Chapter 26- Preparations for the ball, and Fanny is in a dilemma over which necklace to wear.
“You must think of somebody else too, when you wear that necklace,” replied Miss Crawford. “You must think of Henry, for it was his choice in the first place. He gave it to me, and with the necklace I make over to you all the duty of remembering the original giver. It is to be a family remembrancer. The sister is not to be in your mind without bringing the brother too.”
Chapter 46- In which Fanny hears from a newspaper that her cousin has eloped.

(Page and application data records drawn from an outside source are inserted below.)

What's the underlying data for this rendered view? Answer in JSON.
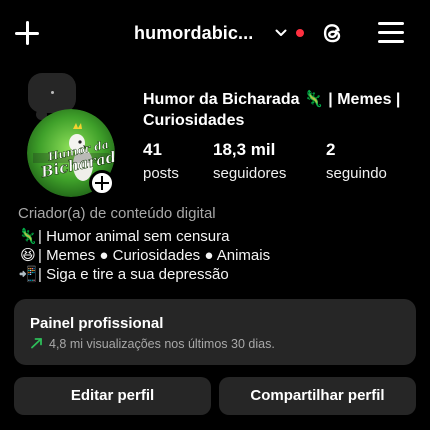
{
  "header": {
    "username": "humordabic...",
    "notification_dot_color": "#ff3040"
  },
  "profile": {
    "display_name": "Humor da Bicharada 🦎 | Memes | Curiosidades",
    "avatar_text_top": "Humor da",
    "avatar_text_bottom": "Bicharada",
    "stats": {
      "posts_count": "41",
      "posts_label": "posts",
      "followers_count": "18,3 mil",
      "followers_label": "seguidores",
      "following_count": "2",
      "following_label": "seguindo"
    },
    "category": "Criador(a) de conteúdo digital",
    "bio": [
      {
        "emoji": "🦎",
        "text": "| Humor animal sem censura"
      },
      {
        "emoji": "😆",
        "text": "| Memes ● Curiosidades ● Animais"
      },
      {
        "emoji": "📲",
        "text": "| Siga e tire a sua depressão"
      }
    ]
  },
  "professional_panel": {
    "title": "Painel profissional",
    "subtitle": "4,8 mi visualizações nos últimos 30 dias.",
    "trend_color": "#2ebd59"
  },
  "actions": {
    "edit_label": "Editar perfil",
    "share_label": "Compartilhar perfil"
  },
  "icons": [
    "plus-icon",
    "chevron-down-icon",
    "threads-icon",
    "menu-icon",
    "trend-icon"
  ]
}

“Fanny read to herself that “it was with infinite concern the newspaper had to announce to the world a matrimonial fracas in the family of Mr. R. of Wimpole Street; the beautiful Mrs. R., whose name had not long been enrolled in the lists of Hymen, and who had promised to become so brilliant a leader in the fashionable world, having quitted her husband’s roof in company with the well–known and captivating Mr. C., the intimate friend and associate of Mr. R., and it was not known even to the editor of the newspaper whither they were gone.”
Chapter 48- In which our story ends.
“Let other pens dwell on guilt and misery. I quit such odious subjects as soon as I can, impatient to restore everybody, not greatly in fault themselves, to tolerable comfort, and to have done with all the rest.”